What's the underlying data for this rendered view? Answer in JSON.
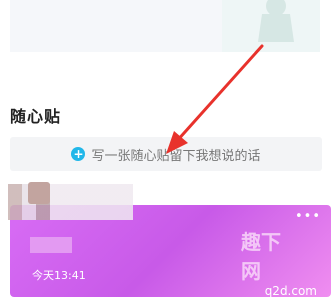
{
  "section": {
    "title": "随心贴"
  },
  "add_note": {
    "label": "写一张随心贴留下我想说的话",
    "icon": "plus-circle-icon",
    "icon_color": "#21b7e9"
  },
  "note_card": {
    "time": "今天13:41",
    "menu": "•••"
  },
  "watermark": {
    "title": "趣下网",
    "domain": "q2d.com"
  },
  "colors": {
    "arrow": "#e8322c",
    "card_gradient_start": "#d86cf5",
    "card_gradient_end": "#f08ef0"
  }
}
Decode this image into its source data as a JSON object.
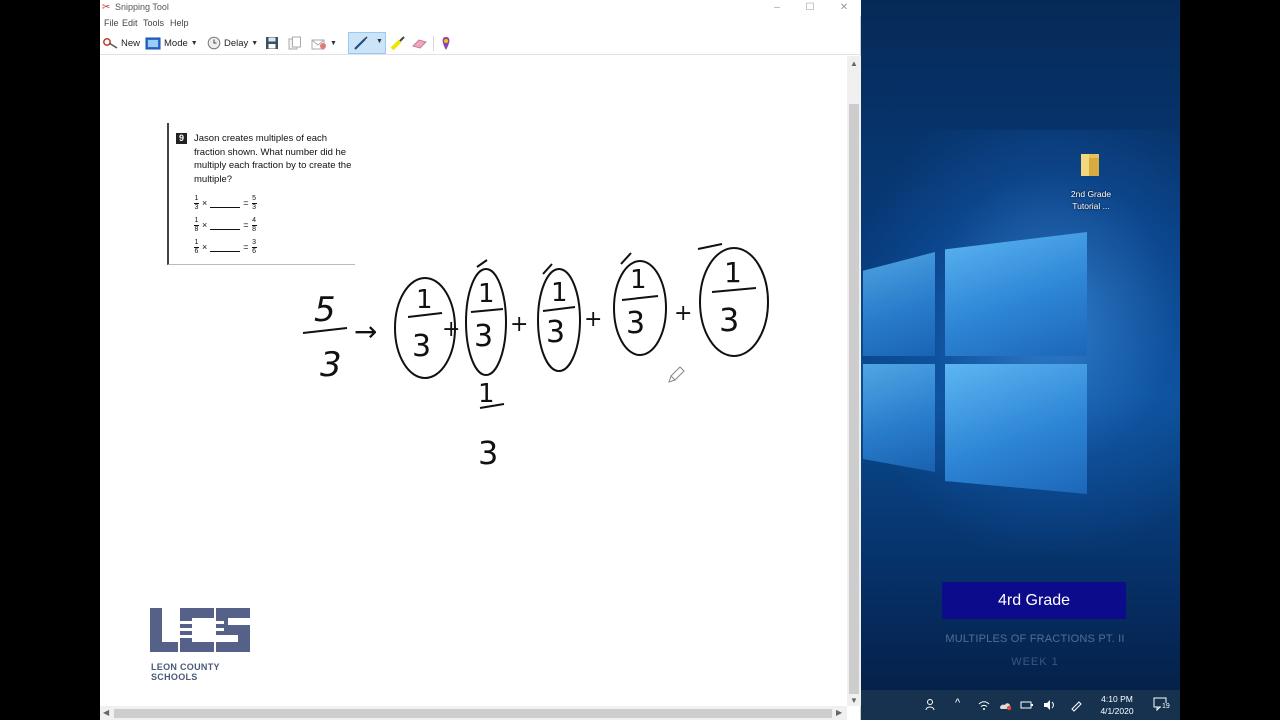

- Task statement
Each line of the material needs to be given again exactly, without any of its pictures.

- Solution to this task
What's the underlying data for this rendered view? Answer in JSON.
{
  "section": {
    "title": "随心贴"
  },
  "add_note": {
    "label": "写一张随心贴留下我想说的话",
    "icon": "plus-circle-icon",
    "icon_color": "#21b7e9"
  },
  "note_card": {
    "time": "今天13:41",
    "menu": "•••"
  },
  "watermark": {
    "title": "趣下网",
    "domain": "q2d.com"
  },
  "colors": {
    "arrow": "#e8322c",
    "card_gradient_start": "#d86cf5",
    "card_gradient_end": "#f08ef0"
  }
}
Decode this image into its source data as a JSON object.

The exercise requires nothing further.